Could you retype every record below exactly as it appears?

RECORDS FOR THIS EXERCISE
----

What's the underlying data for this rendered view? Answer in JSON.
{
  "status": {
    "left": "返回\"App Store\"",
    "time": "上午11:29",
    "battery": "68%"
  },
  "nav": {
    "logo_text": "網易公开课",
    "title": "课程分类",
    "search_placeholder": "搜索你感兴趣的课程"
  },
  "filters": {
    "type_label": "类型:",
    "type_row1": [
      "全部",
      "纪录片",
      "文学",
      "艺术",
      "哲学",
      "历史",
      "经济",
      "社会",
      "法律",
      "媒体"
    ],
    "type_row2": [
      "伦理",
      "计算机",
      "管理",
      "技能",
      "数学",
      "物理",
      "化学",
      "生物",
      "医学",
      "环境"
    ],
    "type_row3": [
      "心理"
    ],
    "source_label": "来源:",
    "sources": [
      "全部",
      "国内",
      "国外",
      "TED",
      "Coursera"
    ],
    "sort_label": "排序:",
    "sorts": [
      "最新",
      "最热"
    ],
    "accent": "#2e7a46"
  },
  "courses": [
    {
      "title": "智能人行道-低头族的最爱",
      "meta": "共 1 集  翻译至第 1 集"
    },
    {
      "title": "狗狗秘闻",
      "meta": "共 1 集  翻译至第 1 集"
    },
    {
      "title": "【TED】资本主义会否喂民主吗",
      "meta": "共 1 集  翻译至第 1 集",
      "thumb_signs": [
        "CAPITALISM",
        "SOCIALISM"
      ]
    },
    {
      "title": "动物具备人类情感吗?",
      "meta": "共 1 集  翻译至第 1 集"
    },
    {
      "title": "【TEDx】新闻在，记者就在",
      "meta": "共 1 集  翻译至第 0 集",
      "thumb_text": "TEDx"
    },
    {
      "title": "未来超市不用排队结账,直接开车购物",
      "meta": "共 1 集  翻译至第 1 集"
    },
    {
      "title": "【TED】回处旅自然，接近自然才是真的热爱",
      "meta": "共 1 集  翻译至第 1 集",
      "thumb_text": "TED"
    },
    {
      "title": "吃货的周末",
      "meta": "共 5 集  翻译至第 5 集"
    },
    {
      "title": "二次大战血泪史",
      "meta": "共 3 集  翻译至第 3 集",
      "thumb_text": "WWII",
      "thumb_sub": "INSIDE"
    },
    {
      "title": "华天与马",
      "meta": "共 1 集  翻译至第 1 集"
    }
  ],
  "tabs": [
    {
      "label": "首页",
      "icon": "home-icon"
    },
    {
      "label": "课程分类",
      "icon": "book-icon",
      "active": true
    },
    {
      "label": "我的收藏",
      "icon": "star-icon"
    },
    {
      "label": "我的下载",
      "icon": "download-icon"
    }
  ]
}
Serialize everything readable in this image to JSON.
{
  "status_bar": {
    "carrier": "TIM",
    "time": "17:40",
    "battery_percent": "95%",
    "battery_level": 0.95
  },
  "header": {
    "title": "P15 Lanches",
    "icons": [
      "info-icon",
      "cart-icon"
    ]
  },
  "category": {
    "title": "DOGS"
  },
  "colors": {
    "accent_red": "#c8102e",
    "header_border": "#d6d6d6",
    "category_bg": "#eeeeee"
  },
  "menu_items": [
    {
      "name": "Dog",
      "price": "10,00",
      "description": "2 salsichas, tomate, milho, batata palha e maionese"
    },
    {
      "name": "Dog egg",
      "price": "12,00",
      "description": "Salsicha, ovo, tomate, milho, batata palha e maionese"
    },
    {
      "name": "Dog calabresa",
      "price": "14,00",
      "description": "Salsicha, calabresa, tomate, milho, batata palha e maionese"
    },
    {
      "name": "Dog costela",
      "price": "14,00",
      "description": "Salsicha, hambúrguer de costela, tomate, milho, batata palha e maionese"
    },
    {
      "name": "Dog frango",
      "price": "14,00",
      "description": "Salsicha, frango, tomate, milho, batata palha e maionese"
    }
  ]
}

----

RESPONSE TO THE TASK
What's the underlying data for this rendered view? Answer in JSON.
{
  "status": {
    "left": "返回\"App Store\"",
    "time": "上午11:29",
    "battery": "68%"
  },
  "nav": {
    "logo_text": "網易公开课",
    "title": "课程分类",
    "search_placeholder": "搜索你感兴趣的课程"
  },
  "filters": {
    "type_label": "类型:",
    "type_row1": [
      "全部",
      "纪录片",
      "文学",
      "艺术",
      "哲学",
      "历史",
      "经济",
      "社会",
      "法律",
      "媒体"
    ],
    "type_row2": [
      "伦理",
      "计算机",
      "管理",
      "技能",
      "数学",
      "物理",
      "化学",
      "生物",
      "医学",
      "环境"
    ],
    "type_row3": [
      "心理"
    ],
    "source_label": "来源:",
    "sources": [
      "全部",
      "国内",
      "国外",
      "TED",
      "Coursera"
    ],
    "sort_label": "排序:",
    "sorts": [
      "最新",
      "最热"
    ],
    "accent": "#2e7a46"
  },
  "courses": [
    {
      "title": "智能人行道-低头族的最爱",
      "meta": "共 1 集  翻译至第 1 集"
    },
    {
      "title": "狗狗秘闻",
      "meta": "共 1 集  翻译至第 1 集"
    },
    {
      "title": "【TED】资本主义会否喂民主吗",
      "meta": "共 1 集  翻译至第 1 集",
      "thumb_signs": [
        "CAPITALISM",
        "SOCIALISM"
      ]
    },
    {
      "title": "动物具备人类情感吗?",
      "meta": "共 1 集  翻译至第 1 集"
    },
    {
      "title": "【TEDx】新闻在，记者就在",
      "meta": "共 1 集  翻译至第 0 集",
      "thumb_text": "TEDx"
    },
    {
      "title": "未来超市不用排队结账,直接开车购物",
      "meta": "共 1 集  翻译至第 1 集"
    },
    {
      "title": "【TED】回处旅自然，接近自然才是真的热爱",
      "meta": "共 1 集  翻译至第 1 集",
      "thumb_text": "TED"
    },
    {
      "title": "吃货的周末",
      "meta": "共 5 集  翻译至第 5 集"
    },
    {
      "title": "二次大战血泪史",
      "meta": "共 3 集  翻译至第 3 集",
      "thumb_text": "WWII",
      "thumb_sub": "INSIDE"
    },
    {
      "title": "华天与马",
      "meta": "共 1 集  翻译至第 1 集"
    }
  ],
  "tabs": [
    {
      "label": "首页",
      "icon": "home-icon"
    },
    {
      "label": "课程分类",
      "icon": "book-icon",
      "active": true
    },
    {
      "label": "我的收藏",
      "icon": "star-icon"
    },
    {
      "label": "我的下载",
      "icon": "download-icon"
    }
  ]
}
Serialize everything readable in this image to JSON.
{
  "status_bar": {
    "carrier": "TIM",
    "time": "17:40",
    "battery_percent": "95%",
    "battery_level": 0.95
  },
  "header": {
    "title": "P15 Lanches",
    "icons": [
      "info-icon",
      "cart-icon"
    ]
  },
  "category": {
    "title": "DOGS"
  },
  "colors": {
    "accent_red": "#c8102e",
    "header_border": "#d6d6d6",
    "category_bg": "#eeeeee"
  },
  "menu_items": [
    {
      "name": "Dog",
      "price": "10,00",
      "description": "2 salsichas, tomate, milho, batata palha e maionese"
    },
    {
      "name": "Dog egg",
      "price": "12,00",
      "description": "Salsicha, ovo, tomate, milho, batata palha e maionese"
    },
    {
      "name": "Dog calabresa",
      "price": "14,00",
      "description": "Salsicha, calabresa, tomate, milho, batata palha e maionese"
    },
    {
      "name": "Dog costela",
      "price": "14,00",
      "description": "Salsicha, hambúrguer de costela, tomate, milho, batata palha e maionese"
    },
    {
      "name": "Dog frango",
      "price": "14,00",
      "description": "Salsicha, frango, tomate, milho, batata palha e maionese"
    }
  ]
}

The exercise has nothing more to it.